PROMPT. Some lines in the material below hold the word "JSON". Copy all of them.

PROVIDED RECORDS.
= Beginning of Section =

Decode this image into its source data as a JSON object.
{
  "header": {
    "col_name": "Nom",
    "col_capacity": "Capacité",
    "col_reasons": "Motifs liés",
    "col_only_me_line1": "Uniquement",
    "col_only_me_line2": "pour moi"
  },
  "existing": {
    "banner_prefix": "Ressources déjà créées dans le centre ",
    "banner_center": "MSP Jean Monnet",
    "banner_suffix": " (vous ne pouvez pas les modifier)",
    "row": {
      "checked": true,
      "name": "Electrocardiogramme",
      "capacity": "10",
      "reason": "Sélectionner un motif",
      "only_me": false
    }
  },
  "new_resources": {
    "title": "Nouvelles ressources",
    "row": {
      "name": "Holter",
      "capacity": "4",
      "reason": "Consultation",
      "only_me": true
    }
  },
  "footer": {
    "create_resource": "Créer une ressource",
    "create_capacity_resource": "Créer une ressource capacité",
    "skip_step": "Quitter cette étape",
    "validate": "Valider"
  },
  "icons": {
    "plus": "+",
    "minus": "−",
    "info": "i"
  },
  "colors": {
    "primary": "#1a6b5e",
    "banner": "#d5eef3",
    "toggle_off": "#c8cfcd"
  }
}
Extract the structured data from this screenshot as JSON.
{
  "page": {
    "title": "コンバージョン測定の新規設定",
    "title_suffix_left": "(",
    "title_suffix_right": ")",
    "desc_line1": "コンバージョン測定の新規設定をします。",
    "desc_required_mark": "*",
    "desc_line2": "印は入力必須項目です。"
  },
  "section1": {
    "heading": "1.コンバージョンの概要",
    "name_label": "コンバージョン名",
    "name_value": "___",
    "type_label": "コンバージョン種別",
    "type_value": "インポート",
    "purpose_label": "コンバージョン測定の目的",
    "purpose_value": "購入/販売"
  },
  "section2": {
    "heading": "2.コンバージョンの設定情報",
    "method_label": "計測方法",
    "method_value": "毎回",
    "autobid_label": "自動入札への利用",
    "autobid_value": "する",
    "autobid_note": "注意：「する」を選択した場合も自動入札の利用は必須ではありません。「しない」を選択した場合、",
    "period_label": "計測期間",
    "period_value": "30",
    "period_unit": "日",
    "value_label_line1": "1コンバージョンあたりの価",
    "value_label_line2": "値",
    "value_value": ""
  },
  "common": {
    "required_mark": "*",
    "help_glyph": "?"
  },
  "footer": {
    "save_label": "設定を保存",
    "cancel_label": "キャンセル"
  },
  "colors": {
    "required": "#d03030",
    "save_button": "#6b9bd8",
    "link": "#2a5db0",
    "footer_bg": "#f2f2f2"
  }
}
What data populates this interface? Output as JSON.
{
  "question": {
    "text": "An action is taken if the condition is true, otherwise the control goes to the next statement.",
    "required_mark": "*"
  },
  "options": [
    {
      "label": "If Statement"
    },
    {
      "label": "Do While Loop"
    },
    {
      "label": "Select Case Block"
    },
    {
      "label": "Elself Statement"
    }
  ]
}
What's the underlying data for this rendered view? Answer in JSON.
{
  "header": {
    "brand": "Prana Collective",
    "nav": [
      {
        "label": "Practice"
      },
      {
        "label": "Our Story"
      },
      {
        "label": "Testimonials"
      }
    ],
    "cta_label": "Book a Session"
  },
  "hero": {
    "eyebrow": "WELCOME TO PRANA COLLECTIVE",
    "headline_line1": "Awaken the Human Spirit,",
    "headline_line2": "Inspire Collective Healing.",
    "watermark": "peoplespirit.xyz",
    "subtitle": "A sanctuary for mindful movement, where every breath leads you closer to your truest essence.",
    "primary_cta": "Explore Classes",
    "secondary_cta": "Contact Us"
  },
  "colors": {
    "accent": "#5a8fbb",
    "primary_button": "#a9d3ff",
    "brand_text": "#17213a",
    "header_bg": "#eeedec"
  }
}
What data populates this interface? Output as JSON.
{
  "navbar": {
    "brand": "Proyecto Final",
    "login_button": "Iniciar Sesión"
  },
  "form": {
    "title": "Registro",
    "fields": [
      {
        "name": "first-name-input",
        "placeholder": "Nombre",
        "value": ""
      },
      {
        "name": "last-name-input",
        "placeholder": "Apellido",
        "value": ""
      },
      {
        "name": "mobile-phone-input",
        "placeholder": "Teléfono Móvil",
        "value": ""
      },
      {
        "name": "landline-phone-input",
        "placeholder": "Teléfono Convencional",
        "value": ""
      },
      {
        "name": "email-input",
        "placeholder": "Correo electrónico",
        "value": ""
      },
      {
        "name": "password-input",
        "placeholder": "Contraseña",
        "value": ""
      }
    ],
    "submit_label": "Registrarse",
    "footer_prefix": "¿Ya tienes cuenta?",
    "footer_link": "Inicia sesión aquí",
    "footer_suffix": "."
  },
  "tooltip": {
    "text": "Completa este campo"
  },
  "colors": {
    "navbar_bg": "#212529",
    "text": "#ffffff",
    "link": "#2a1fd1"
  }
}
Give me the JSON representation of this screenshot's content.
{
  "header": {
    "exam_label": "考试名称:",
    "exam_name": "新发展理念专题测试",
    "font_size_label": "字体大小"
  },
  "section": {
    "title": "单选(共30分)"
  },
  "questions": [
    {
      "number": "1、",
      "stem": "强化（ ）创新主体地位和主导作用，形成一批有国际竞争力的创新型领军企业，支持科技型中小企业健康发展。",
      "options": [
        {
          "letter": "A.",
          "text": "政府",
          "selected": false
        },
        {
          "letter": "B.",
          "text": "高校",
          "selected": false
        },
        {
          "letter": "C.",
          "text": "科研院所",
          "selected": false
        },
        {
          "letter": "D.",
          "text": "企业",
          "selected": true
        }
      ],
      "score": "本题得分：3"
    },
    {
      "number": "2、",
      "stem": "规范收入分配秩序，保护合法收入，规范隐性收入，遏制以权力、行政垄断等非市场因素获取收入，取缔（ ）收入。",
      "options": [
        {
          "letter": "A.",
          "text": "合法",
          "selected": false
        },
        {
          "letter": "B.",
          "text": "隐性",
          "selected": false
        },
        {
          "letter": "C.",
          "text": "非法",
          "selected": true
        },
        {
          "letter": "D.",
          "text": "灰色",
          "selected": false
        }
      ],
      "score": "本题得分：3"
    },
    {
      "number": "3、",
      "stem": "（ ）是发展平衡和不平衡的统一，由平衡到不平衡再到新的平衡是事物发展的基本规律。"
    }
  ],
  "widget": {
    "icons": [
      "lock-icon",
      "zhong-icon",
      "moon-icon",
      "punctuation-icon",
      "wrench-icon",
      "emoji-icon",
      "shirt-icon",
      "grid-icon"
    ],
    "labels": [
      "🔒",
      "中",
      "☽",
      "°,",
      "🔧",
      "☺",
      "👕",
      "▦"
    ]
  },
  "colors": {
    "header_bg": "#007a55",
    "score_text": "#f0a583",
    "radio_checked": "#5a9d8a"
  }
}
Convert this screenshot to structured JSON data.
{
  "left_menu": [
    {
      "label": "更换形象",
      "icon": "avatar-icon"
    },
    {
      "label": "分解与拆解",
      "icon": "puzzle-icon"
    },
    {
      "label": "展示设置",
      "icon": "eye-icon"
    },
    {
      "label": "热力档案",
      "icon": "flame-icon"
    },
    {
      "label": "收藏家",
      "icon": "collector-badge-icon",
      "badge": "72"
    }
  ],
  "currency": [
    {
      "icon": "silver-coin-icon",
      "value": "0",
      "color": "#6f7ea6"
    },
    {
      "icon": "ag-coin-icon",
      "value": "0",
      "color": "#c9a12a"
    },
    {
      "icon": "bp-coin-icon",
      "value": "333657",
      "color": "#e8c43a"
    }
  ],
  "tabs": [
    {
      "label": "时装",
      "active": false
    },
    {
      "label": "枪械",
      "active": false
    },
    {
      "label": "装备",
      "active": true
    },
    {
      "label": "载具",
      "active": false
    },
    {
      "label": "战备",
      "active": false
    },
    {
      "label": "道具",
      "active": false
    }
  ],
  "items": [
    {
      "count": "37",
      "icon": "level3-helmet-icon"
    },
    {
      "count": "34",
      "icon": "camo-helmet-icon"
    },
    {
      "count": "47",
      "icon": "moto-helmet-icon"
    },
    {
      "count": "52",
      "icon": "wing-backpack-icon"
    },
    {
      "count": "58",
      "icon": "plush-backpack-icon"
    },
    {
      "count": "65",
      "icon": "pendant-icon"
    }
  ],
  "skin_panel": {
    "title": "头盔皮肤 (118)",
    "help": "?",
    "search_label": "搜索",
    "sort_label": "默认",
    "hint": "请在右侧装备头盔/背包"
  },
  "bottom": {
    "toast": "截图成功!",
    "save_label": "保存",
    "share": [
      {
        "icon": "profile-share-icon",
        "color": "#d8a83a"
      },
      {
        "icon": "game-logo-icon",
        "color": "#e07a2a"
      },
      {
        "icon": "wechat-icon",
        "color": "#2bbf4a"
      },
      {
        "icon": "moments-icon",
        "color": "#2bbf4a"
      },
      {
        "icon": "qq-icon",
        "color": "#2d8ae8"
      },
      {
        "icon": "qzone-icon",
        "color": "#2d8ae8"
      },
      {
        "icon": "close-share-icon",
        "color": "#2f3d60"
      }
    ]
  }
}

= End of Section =

WRITTEN REPLY.
Decode this image into its source data as a JSON object.
Extract the structured data from this screenshot as JSON.
What data populates this interface? Output as JSON.
What's the underlying data for this rendered view? Answer in JSON.
What data populates this interface? Output as JSON.
Give me the JSON representation of this screenshot's content.
Convert this screenshot to structured JSON data.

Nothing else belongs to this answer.